An observation: Had Newman not been schooled as he was in philosophy and theology and the humanities, could he have written a book that still, all these years later, addresses all the most important questions with an intellectual perfection that remains unequalled? No, of course he could not. The question is unfair. A mind like Newman’s only comes along every century or so. But, without a schooling in philosophy, theology and the humanities, will our graduates even be able to grasp Newman, let alone appreciate him?

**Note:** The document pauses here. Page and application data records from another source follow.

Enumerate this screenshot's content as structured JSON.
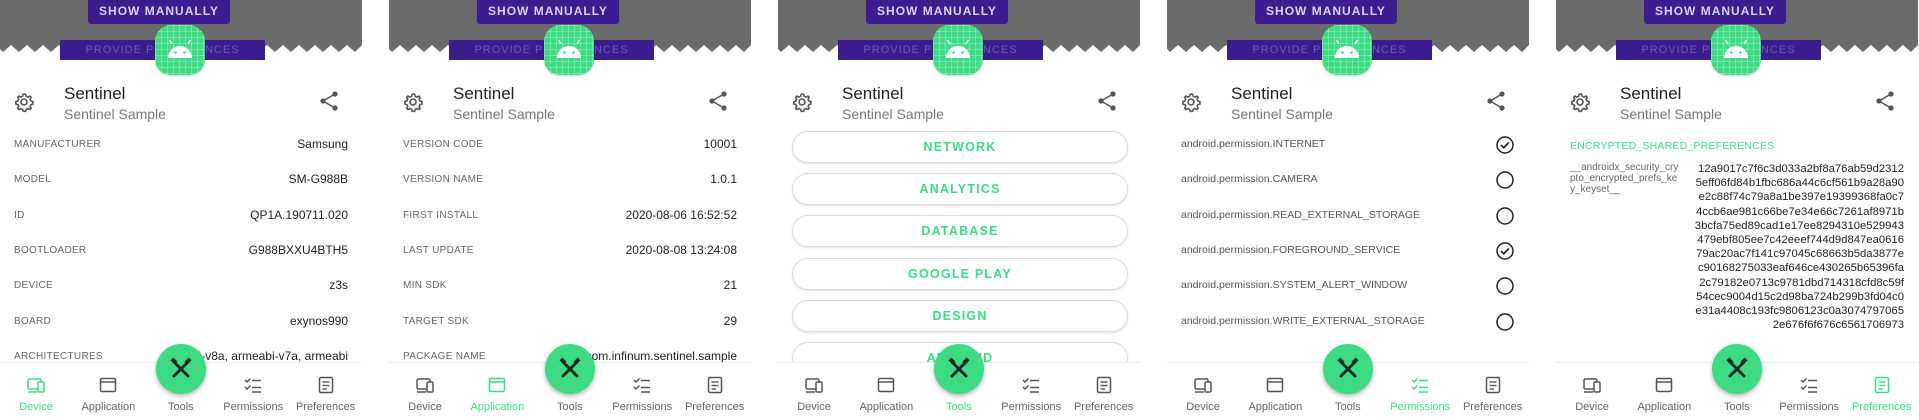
{
  "app": {
    "top_button_label": "SHOW MANUALLY",
    "behind_button_label": "PROVIDE PREFERENCES",
    "title": "Sentinel",
    "subtitle": "Sentinel Sample"
  },
  "colors": {
    "accent": "#3ddc84",
    "top_gray": "#6b6b6b",
    "purple": "#3b1d8f"
  },
  "nav": {
    "items": [
      {
        "label": "Device",
        "icon": "device-icon"
      },
      {
        "label": "Application",
        "icon": "application-icon"
      },
      {
        "label": "Tools",
        "icon": "tools-icon"
      },
      {
        "label": "Permissions",
        "icon": "permissions-icon"
      },
      {
        "label": "Preferences",
        "icon": "preferences-icon"
      }
    ]
  },
  "screens": [
    {
      "active_tab": "Device",
      "rows": [
        {
          "label": "MANUFACTURER",
          "value": "Samsung"
        },
        {
          "label": "MODEL",
          "value": "SM-G988B"
        },
        {
          "label": "ID",
          "value": "QP1A.190711.020"
        },
        {
          "label": "BOOTLOADER",
          "value": "G988BXXU4BTH5"
        },
        {
          "label": "DEVICE",
          "value": "z3s"
        },
        {
          "label": "BOARD",
          "value": "exynos990"
        },
        {
          "label": "ARCHITECTURES",
          "value": "arm64-v8a, armeabi-v7a, armeabi"
        }
      ]
    },
    {
      "active_tab": "Application",
      "rows": [
        {
          "label": "VERSION CODE",
          "value": "10001"
        },
        {
          "label": "VERSION NAME",
          "value": "1.0.1"
        },
        {
          "label": "FIRST INSTALL",
          "value": "2020-08-06 16:52:52"
        },
        {
          "label": "LAST UPDATE",
          "value": "2020-08-08 13:24:08"
        },
        {
          "label": "MIN SDK",
          "value": "21"
        },
        {
          "label": "TARGET SDK",
          "value": "29"
        },
        {
          "label": "PACKAGE NAME",
          "value": "com.infinum.sentinel.sample"
        }
      ]
    },
    {
      "active_tab": "Tools",
      "buttons": [
        "NETWORK",
        "ANALYTICS",
        "DATABASE",
        "GOOGLE PLAY",
        "DESIGN",
        "ANDROID"
      ]
    },
    {
      "active_tab": "Permissions",
      "permissions": [
        {
          "name": "android.permission.INTERNET",
          "granted": true
        },
        {
          "name": "android.permission.CAMERA",
          "granted": false
        },
        {
          "name": "android.permission.READ_EXTERNAL_STORAGE",
          "granted": false
        },
        {
          "name": "android.permission.FOREGROUND_SERVICE",
          "granted": true
        },
        {
          "name": "android.permission.SYSTEM_ALERT_WINDOW",
          "granted": false
        },
        {
          "name": "android.permission.WRITE_EXTERNAL_STORAGE",
          "granted": false
        }
      ]
    },
    {
      "active_tab": "Preferences",
      "section_title": "ENCRYPTED_SHARED_PREFERENCES",
      "key": "__androidx_security_crypto_encrypted_prefs_key_keyset__",
      "value": "12a9017c7f6c3d033a2bf8a76ab59d23125eff06fd84b1fbc686a44c6cf561b9a28a90e2c88f74c79a8a1be397e19399368fa0c74ccb6ae981c66be7e34e66c7261af8971b3bcfa75ed89cad1e17ee8294310e529943479ebf805ee7c42eeef744d9d847ea061679ac20ac7f141c97045c68663b5da3877ec90168275033eaf646ce430265b65396fa2c79182e0713c9781dbd714318cfd8c59f54cec9004d15c2d98ba724b299b3fd04c0e31a4408c193fc9806123c0a30747970652e676f6f676c6561706973"
    }
  ]
}
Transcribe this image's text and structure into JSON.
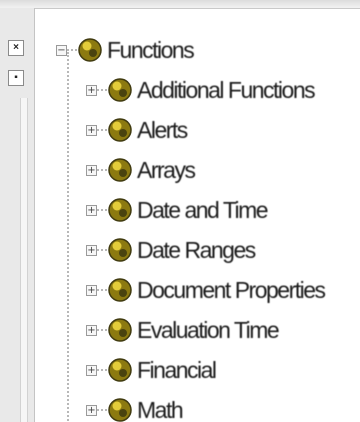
{
  "tree": {
    "root": {
      "label": "Functions",
      "toggle": "−",
      "icon": "function-folder-icon"
    },
    "children": [
      {
        "label": "Additional Functions",
        "toggle": "+"
      },
      {
        "label": "Alerts",
        "toggle": "+"
      },
      {
        "label": "Arrays",
        "toggle": "+"
      },
      {
        "label": "Date and Time",
        "toggle": "+"
      },
      {
        "label": "Date Ranges",
        "toggle": "+"
      },
      {
        "label": "Document Properties",
        "toggle": "+"
      },
      {
        "label": "Evaluation Time",
        "toggle": "+"
      },
      {
        "label": "Financial",
        "toggle": "+"
      },
      {
        "label": "Math",
        "toggle": "+"
      }
    ]
  },
  "rail": {
    "button_1": "×",
    "button_2": "▪"
  },
  "colors": {
    "icon_fill": "#8c7a10",
    "icon_highlight": "#e3cc3a",
    "icon_dark": "#3f3a10"
  }
}
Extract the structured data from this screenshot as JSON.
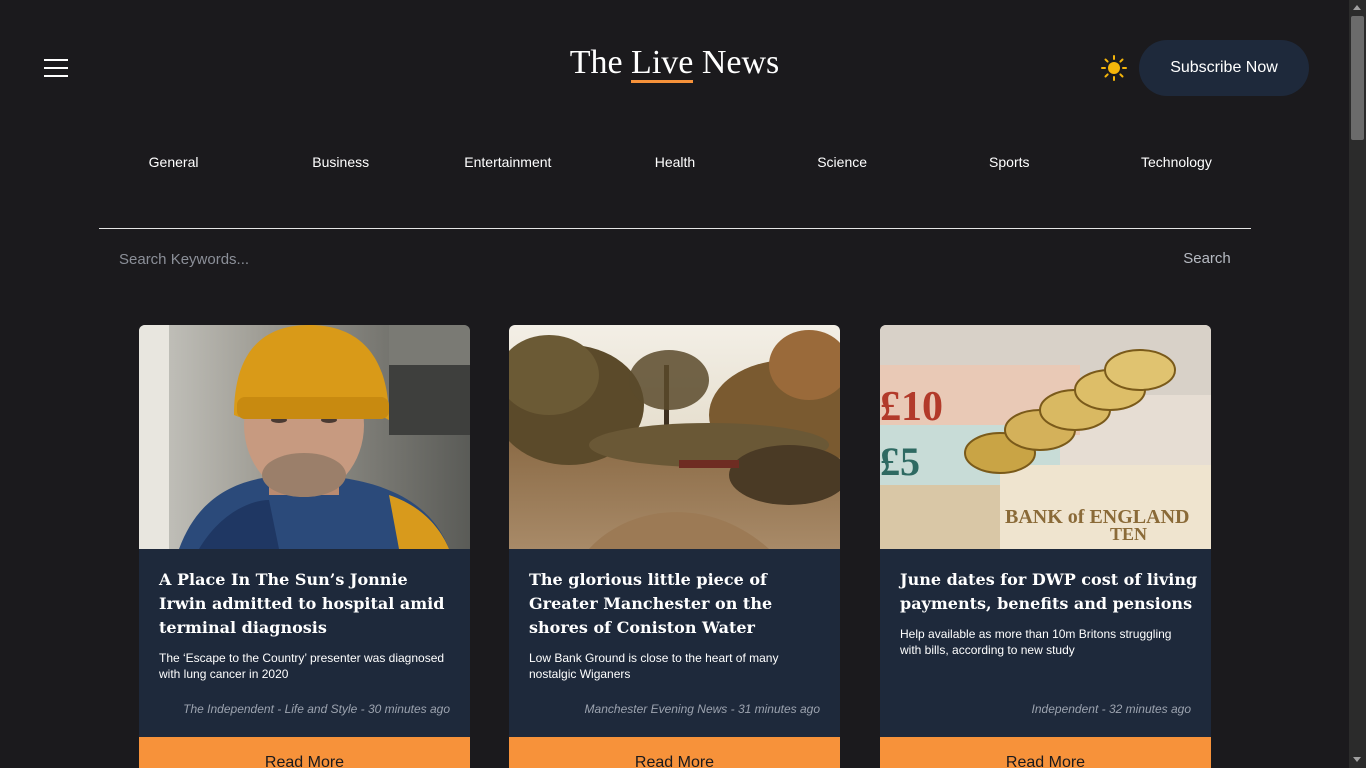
{
  "header": {
    "title_prefix": "The ",
    "title_highlight": "Live",
    "title_suffix": " News",
    "subscribe_label": "Subscribe Now",
    "menu_icon": "hamburger-menu-icon",
    "theme_icon": "sun-icon"
  },
  "nav": {
    "items": [
      "General",
      "Business",
      "Entertainment",
      "Health",
      "Science",
      "Sports",
      "Technology"
    ]
  },
  "search": {
    "placeholder": "Search Keywords...",
    "button_label": "Search"
  },
  "articles": [
    {
      "title": "A Place In The Sun’s Jonnie Irwin admitted to hospital amid terminal diagnosis",
      "description": "The ‘Escape to the Country’ presenter was diagnosed with lung cancer in 2020",
      "meta": "The Independent - Life and Style - 30 minutes ago",
      "read_more": "Read More"
    },
    {
      "title": "The glorious little piece of Greater Manchester on the shores of Coniston Water",
      "description": "Low Bank Ground is close to the heart of many nostalgic Wiganers",
      "meta": "Manchester Evening News - 31 minutes ago",
      "read_more": "Read More"
    },
    {
      "title": "June dates for DWP cost of living payments, benefits and pensions",
      "description": "Help available as more than 10m Britons struggling with bills, according to new study",
      "meta": "Independent - 32 minutes ago",
      "read_more": "Read More"
    }
  ],
  "colors": {
    "background": "#1b1a1d",
    "card": "#1e293b",
    "accent": "#f7923a",
    "button": "#1e293b",
    "sun": "#f5b50a"
  }
}
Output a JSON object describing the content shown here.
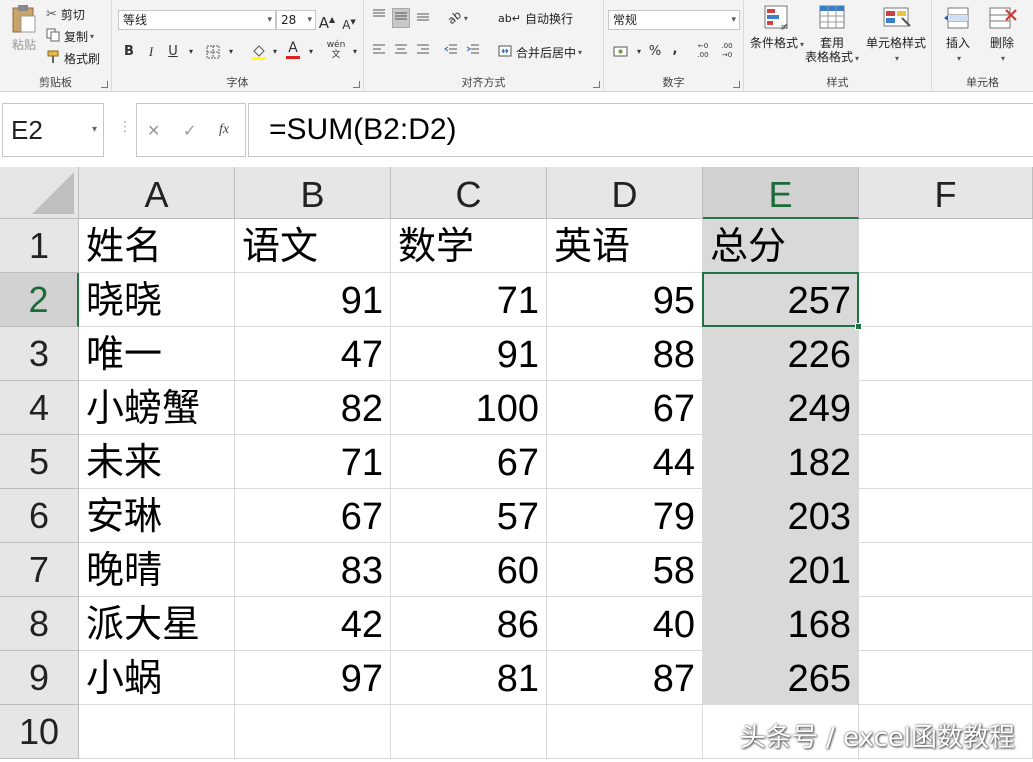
{
  "ribbon": {
    "clipboard": {
      "paste": "粘贴",
      "cut": "剪切",
      "copy": "复制",
      "format_painter": "格式刷",
      "label": "剪贴板"
    },
    "font": {
      "name": "等线",
      "size": "28",
      "bold": "B",
      "italic": "I",
      "underline": "U",
      "grow": "A",
      "shrink": "A",
      "label": "字体"
    },
    "alignment": {
      "wrap": "自动换行",
      "merge": "合并后居中",
      "label": "对齐方式"
    },
    "number": {
      "format": "常规",
      "percent": "%",
      "comma": ",",
      "inc": "←0 .00",
      "dec": ".00 →0",
      "label": "数字"
    },
    "styles": {
      "conditional": "条件格式",
      "table1": "套用",
      "table2": "表格格式",
      "cell_styles": "单元格样式",
      "label": "样式"
    },
    "cells": {
      "insert": "插入",
      "delete": "删除",
      "label": "单元格"
    }
  },
  "formula_bar": {
    "name_box": "E2",
    "cancel": "✕",
    "enter": "✓",
    "fx": "fx",
    "formula": "=SUM(B2:D2)"
  },
  "columns": [
    "A",
    "B",
    "C",
    "D",
    "E",
    "F"
  ],
  "row_numbers": [
    "1",
    "2",
    "3",
    "4",
    "5",
    "6",
    "7",
    "8",
    "9",
    "10"
  ],
  "header_row": [
    "姓名",
    "语文",
    "数学",
    "英语",
    "总分"
  ],
  "rows": [
    [
      "晓晓",
      "91",
      "71",
      "95",
      "257"
    ],
    [
      "唯一",
      "47",
      "91",
      "88",
      "226"
    ],
    [
      "小螃蟹",
      "82",
      "100",
      "67",
      "249"
    ],
    [
      "未来",
      "71",
      "67",
      "44",
      "182"
    ],
    [
      "安琳",
      "67",
      "57",
      "79",
      "203"
    ],
    [
      "晚晴",
      "83",
      "60",
      "58",
      "201"
    ],
    [
      "派大星",
      "42",
      "86",
      "40",
      "168"
    ],
    [
      "小蜗",
      "97",
      "81",
      "87",
      "265"
    ]
  ],
  "watermark": "头条号 / excel函数教程",
  "colors": {
    "accent": "#217346",
    "selected_fill": "#d9d9d9"
  }
}
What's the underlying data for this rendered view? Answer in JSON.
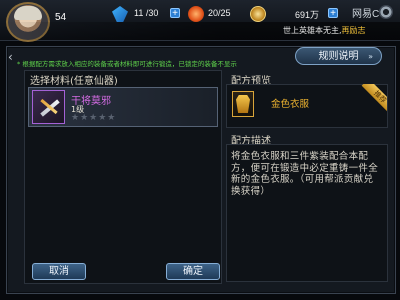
{
  "header": {
    "level": "54",
    "stamina": "11 /30",
    "energy": "20/25",
    "gold": "691万",
    "brand": "网易CC",
    "marquee_prefix": "世上英雄本无主,",
    "marquee_highlight": "再励志"
  },
  "tip": "* 根据配方需求放入相应的装备或者材料即可进行锻造，已锁定的装备不显示",
  "rules_button": "规则说明",
  "materials": {
    "title": "选择材料(任意仙器)",
    "item_name": "干将莫邪",
    "item_level": "1级",
    "stars": "★★★★★"
  },
  "preview": {
    "title": "配方预览",
    "item_name": "金色衣服",
    "ribbon": "推荐"
  },
  "description": {
    "title": "配方描述",
    "text": "将金色衣服和三件紫装配合本配方，便可在锻造中必定重铸一件全新的金色衣服。（可用帮派贡献兑换获得）"
  },
  "buttons": {
    "cancel": "取消",
    "confirm": "确定"
  },
  "colors": {
    "tip_green": "#5fd14b",
    "purple_quality": "#d36be3",
    "gold_quality": "#f0b530"
  }
}
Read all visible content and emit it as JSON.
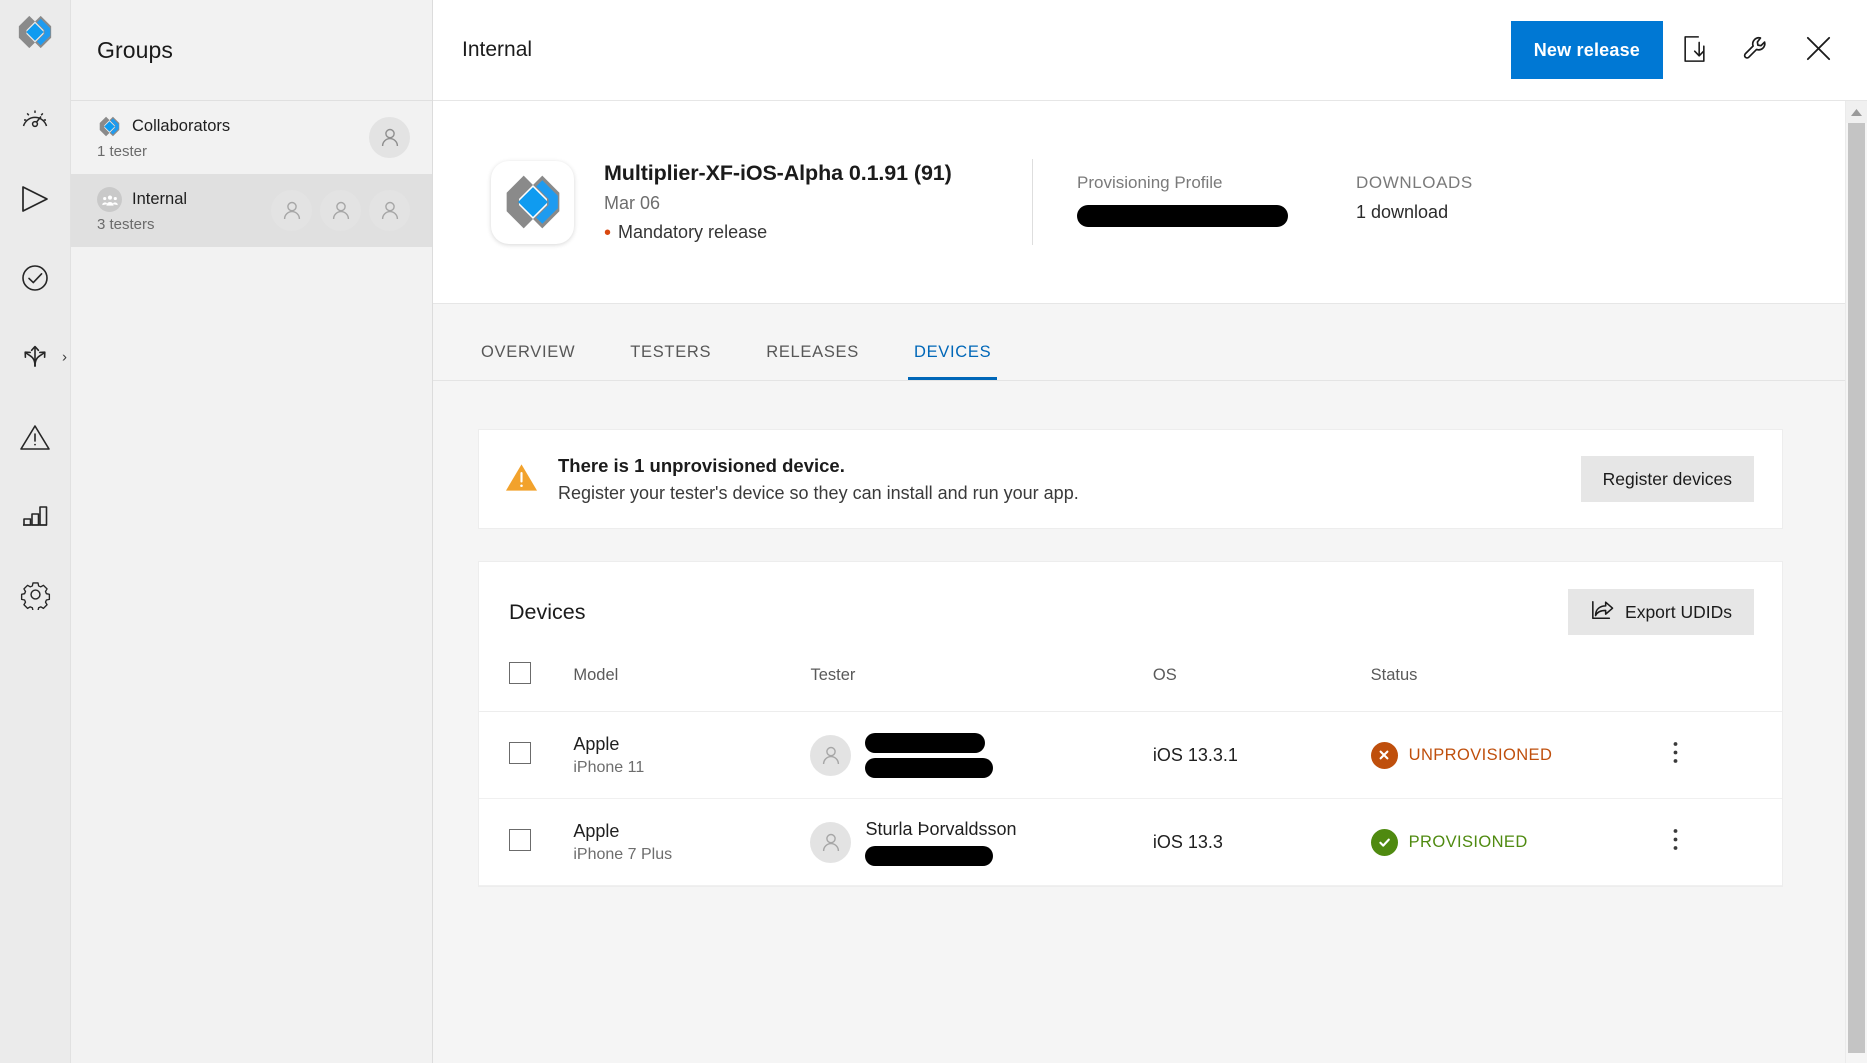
{
  "rail": {
    "logo_icon": "appcenter-logo-icon",
    "items": [
      {
        "icon": "gauge-icon",
        "name": "overview"
      },
      {
        "icon": "play-triangle-icon",
        "name": "build"
      },
      {
        "icon": "check-circle-icon",
        "name": "test"
      },
      {
        "icon": "distribute-arrows-icon",
        "name": "distribute",
        "expanded_chevron": "›"
      },
      {
        "icon": "warning-triangle-icon",
        "name": "diagnostics"
      },
      {
        "icon": "bar-chart-icon",
        "name": "analytics"
      },
      {
        "icon": "gear-icon",
        "name": "settings"
      }
    ]
  },
  "groups": {
    "title": "Groups",
    "items": [
      {
        "name": "Collaborators",
        "subtitle": "1 tester",
        "icon": "appcenter-logo-icon",
        "avatars": 1,
        "selected": false
      },
      {
        "name": "Internal",
        "subtitle": "3 testers",
        "icon": "people-icon",
        "avatars": 3,
        "selected": true
      }
    ]
  },
  "header": {
    "title": "Internal",
    "new_release_label": "New release",
    "icons": [
      {
        "name": "download-to-device-icon"
      },
      {
        "name": "wrench-icon"
      },
      {
        "name": "close-icon"
      }
    ]
  },
  "release": {
    "app_icon": "appcenter-app-icon",
    "name": "Multiplier-XF-iOS-Alpha 0.1.91 (91)",
    "date": "Mar 06",
    "mandatory_label": "Mandatory release",
    "mandatory_dot_color": "#d9480f",
    "facts": [
      {
        "label": "Provisioning Profile",
        "value": "",
        "redacted": true,
        "redacted_width": 211
      },
      {
        "label": "DOWNLOADS",
        "value": "1 download",
        "redacted": false
      }
    ]
  },
  "tabs": [
    {
      "label": "OVERVIEW",
      "active": false
    },
    {
      "label": "TESTERS",
      "active": false
    },
    {
      "label": "RELEASES",
      "active": false
    },
    {
      "label": "DEVICES",
      "active": true
    }
  ],
  "banner": {
    "icon": "warning-triangle-icon",
    "title": "There is 1 unprovisioned device.",
    "subtitle": "Register your tester's device so they can install and run your app.",
    "button_label": "Register devices"
  },
  "devices_panel": {
    "title": "Devices",
    "export_label": "Export UDIDs",
    "export_icon": "share-export-icon",
    "columns": [
      "Model",
      "Tester",
      "OS",
      "Status"
    ],
    "rows": [
      {
        "model": "Apple",
        "model_sub": "iPhone 11",
        "tester_name": "",
        "tester_redacted": true,
        "tester_redacted_width": 120,
        "os": "iOS 13.3.1",
        "status": "UNPROVISIONED",
        "status_kind": "error",
        "status_color": "#bf4f0c",
        "menu_icon": "kebab-menu-icon"
      },
      {
        "model": "Apple",
        "model_sub": "iPhone 7 Plus",
        "tester_name": "Sturla Þorvaldsson",
        "tester_redacted": true,
        "tester_redacted_width": 128,
        "os": "iOS 13.3",
        "status": "PROVISIONED",
        "status_kind": "ok",
        "status_color": "#4f8a10",
        "menu_icon": "kebab-menu-icon"
      }
    ]
  },
  "colors": {
    "accent": "#0078d4",
    "tab_active": "#0067b8",
    "warning": "#f2a22c",
    "error": "#bf4f0c",
    "success": "#4f8a10"
  },
  "scrollbar": {
    "up_arrow": "▴"
  }
}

Which leads to the last, and inarguable reason, why Notre Dame should robustly resist the trend toward “learning outcomes” that encourage giving eighteen year olds more say in their own curriculum than they should be allotted. We have all encountered, socially or professionally, people who are very smart, who may have gone to very good schools, even Ivy League schools, but they can’t use Cartesian in a sentence, know nothing about Augustine, have no real grasp as to how our Western intellectual tradition got to where it is, possess a dismissive attitude towards questions that animate theology and no awareness that such questions have engaged the finest minds over several millennia, in short, they are not the kind of people you want to be seated next to at a dinner party or on a train. Newman, on the other hand: Can you imagine being seated next to him? There may be no single word in English that corresponds to intellectual excellence, but I will tell you this: If our great universities abandon a broad-based approach to core curricula, one that insists an educated person be educated in theology, philosophy and the humanities, we will stop looking for that missing English word that corresponds to intellectual l excellence, because there will be nothing to which it could be expected to correspond.